When you step on it, both motors work in tandem to produce 170 horsepower and 184 lb-ft of torque. An unusual touch is the 7-speed DSG dual-clutch automanual transmission, which the Hybrid shares with sporty models such as the GTI hatchback.
In practice, the Jetta Hybrid is a revelation, powering confidently away from stoplights and zipping around slow-moving traffic with ease. The gas motor is refined and responsive, while the electric motor adds a big dollop of torque that shoves you back in your seat. The DSG transmission can be finicky when you're parking -- you can feel it feathering the clutch like a teenager learning to drive, with less-than-precise results -- but it delivers amazingly quick shifts at speed.
Given all that, the fuel economy numbers are simply astounding: 42 mpg city/48 mpg highway, according to the Environmental Protection Agency (EPA).
The 2013 Volkswagen Jetta Hybrid comes with standard stability control and six airbags (front, front side and full-length side-curtain). Four-wheel anti-lock disc brakes are also standard.
In government crash testing, the Jetta sedan received four stars out five overall, including four starts for frontal impacts and five stars for side impacts.
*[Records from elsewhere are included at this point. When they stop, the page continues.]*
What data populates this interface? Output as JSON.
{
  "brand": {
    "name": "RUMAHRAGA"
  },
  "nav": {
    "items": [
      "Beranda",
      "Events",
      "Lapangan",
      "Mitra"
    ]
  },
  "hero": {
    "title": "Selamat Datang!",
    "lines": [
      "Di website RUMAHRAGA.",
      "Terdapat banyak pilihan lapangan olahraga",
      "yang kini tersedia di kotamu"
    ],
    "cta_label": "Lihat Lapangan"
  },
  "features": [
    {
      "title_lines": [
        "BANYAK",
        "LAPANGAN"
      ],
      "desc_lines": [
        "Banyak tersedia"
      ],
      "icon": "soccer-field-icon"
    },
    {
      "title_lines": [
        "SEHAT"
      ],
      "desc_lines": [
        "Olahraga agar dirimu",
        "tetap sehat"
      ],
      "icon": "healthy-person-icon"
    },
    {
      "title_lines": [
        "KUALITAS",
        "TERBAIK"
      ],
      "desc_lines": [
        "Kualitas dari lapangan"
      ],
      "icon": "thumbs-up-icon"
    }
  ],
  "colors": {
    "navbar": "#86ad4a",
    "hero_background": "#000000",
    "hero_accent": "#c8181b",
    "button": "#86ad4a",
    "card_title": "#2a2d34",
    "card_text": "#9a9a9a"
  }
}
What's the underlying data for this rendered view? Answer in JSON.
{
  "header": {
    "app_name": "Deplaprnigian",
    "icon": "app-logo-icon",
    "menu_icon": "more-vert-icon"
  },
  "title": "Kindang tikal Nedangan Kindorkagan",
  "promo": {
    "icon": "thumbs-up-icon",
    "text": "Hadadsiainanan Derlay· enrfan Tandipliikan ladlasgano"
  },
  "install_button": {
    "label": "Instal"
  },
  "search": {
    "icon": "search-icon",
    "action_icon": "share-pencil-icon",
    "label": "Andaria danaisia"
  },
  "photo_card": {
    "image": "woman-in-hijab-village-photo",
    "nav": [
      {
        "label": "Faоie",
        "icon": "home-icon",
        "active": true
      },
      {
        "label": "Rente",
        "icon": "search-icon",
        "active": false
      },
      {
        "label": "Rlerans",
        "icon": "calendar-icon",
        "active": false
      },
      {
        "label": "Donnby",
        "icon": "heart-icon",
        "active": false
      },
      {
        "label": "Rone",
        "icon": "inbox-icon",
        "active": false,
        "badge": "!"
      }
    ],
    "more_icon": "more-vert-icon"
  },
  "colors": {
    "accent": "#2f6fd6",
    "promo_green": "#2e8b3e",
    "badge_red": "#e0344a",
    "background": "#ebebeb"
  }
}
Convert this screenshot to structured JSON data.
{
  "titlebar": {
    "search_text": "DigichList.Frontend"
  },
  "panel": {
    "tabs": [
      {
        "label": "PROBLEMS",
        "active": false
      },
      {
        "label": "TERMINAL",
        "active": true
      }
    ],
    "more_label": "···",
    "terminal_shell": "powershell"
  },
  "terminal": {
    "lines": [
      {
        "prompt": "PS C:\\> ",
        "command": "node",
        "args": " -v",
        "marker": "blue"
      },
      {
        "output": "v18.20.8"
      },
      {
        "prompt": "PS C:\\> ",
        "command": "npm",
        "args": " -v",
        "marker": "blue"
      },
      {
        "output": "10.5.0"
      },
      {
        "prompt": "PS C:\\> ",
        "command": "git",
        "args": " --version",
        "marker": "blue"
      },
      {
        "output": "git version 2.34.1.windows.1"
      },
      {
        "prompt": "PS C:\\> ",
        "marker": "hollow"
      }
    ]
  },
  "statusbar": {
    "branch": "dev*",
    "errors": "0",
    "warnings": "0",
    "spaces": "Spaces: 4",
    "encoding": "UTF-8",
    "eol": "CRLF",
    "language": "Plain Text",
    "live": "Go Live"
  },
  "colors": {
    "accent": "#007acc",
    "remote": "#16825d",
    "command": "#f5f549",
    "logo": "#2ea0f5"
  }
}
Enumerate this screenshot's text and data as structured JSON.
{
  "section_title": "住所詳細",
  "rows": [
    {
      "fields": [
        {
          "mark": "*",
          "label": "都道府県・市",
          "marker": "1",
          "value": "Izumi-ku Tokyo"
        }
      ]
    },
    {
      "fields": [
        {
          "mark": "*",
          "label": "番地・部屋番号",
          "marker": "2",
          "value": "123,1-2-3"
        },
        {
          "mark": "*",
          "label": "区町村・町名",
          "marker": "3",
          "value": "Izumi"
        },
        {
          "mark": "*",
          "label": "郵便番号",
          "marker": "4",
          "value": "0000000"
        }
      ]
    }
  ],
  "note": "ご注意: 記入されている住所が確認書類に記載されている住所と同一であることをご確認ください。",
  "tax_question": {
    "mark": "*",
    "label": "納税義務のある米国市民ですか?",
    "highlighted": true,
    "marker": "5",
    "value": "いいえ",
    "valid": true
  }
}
The independent Insurance Institute for Highway Safety (IIHS) gave the Jetta sedan its highest rating of "Good" in every crash-test category.
The Jetta Hybrid driving experience is dominated by its energetic powerplant, but there's a lot to be said for its dynamics, too. Blessed with largely the same upgraded suspension components as the GLI performance sedan, the Jetta Hybrid holds its own in corners, limited more by its mpg-minded tires than anything else. As for the ride, it's great, striking a subtle balance between control and comfort -- and generally keeping road and wind noise at bay.
Our only real criticism here regards the brakes, which use regenerative technology to recharge the battery pack via energy from the wheels. All hybrids employ some version of this technology, and most have odd-feeling brakes as a result. Alas, the Jetta Hybrid is no exception: The pedal feel is inconsistent, and the act of braking generally requires more thought than you're probably used to. It's not a huge deal, but keep it in mind on your test drive.
Other Cars to Consider
Ford Fusion Hybrid: The sleek Fusion Hybrid gets slightly better EPA-rated fuel economy. Like the VW, it's got a surprisingly playful character. We prefer the Jetta's power delivery, though.
Honda CR-Z: The CR-Z has that spaceship vibe we talked about, for better or worse, but it's an intimate 2-seat coupe that's fun to drive, so we recommend giving it a look if you don't need a backseat.
Toyota Camry Hybrid: The Camry Hybrid's fuel economy, while still mighty impressive, is no longer class-leading. However, Toyota's fuel-sipping family sedan does provide surprisingly robust power, albeit with less refinement than the Volkswagen.
Given the reasonable pricing, there's not a bad Jetta Hybrid in the bunch. We'd steer you toward the base model just because it's a lot of car for $25,000, but higher trim levels fortunately won't break the bank.